[Start of Attachment]

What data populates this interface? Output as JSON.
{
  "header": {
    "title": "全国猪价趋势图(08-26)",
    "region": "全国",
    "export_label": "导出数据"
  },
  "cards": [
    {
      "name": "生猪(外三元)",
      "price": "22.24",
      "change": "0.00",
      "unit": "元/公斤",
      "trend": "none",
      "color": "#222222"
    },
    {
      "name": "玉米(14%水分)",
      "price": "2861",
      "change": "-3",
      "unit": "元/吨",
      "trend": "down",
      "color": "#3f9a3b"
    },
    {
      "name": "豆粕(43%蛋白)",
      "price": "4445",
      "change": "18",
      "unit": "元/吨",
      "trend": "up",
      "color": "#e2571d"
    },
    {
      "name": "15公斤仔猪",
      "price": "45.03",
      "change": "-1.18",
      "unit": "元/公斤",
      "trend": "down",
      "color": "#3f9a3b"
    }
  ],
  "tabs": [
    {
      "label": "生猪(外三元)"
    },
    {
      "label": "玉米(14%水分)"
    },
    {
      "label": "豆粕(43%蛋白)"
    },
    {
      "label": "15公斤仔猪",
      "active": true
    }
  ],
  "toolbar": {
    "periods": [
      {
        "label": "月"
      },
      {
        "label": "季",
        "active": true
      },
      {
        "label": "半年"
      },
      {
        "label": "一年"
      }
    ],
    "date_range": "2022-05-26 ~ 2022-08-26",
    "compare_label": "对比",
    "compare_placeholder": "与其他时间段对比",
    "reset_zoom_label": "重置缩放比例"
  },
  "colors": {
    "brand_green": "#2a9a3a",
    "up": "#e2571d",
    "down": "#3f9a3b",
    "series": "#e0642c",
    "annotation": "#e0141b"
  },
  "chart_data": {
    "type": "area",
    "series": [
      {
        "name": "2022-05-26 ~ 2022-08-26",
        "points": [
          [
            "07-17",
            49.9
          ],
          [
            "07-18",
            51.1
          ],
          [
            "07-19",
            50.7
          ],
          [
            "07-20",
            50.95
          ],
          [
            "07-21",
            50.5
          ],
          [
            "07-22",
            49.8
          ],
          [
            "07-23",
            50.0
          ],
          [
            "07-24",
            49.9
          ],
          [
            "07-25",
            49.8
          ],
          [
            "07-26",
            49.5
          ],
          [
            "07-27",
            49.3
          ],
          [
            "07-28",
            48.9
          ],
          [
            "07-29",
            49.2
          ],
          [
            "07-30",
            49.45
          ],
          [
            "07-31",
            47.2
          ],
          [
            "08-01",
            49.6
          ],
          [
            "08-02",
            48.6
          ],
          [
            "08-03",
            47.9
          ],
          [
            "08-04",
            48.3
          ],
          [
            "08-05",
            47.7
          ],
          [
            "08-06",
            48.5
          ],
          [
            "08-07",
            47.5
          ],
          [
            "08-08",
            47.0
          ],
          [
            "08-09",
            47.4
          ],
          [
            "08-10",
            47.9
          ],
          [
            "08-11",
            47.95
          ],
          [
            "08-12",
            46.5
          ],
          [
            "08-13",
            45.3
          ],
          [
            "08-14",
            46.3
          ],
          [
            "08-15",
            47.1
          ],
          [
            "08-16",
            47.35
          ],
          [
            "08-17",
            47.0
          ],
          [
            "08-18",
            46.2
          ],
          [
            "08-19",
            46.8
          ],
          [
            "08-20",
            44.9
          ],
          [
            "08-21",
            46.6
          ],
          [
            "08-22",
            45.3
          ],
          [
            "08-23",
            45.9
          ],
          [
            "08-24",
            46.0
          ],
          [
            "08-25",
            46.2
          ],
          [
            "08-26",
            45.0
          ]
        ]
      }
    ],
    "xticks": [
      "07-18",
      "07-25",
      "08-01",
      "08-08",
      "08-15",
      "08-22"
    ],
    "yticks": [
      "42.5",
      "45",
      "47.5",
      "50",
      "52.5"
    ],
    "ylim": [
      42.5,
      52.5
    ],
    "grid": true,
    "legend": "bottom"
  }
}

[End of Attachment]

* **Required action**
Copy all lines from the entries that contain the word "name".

* **Written reply**
      "name": "生猪(外三元)",
      "name": "玉米(14%水分)",
      "name": "豆粕(43%蛋白)",
      "name": "15公斤仔猪",
        "name": "2022-05-26 ~ 2022-08-26",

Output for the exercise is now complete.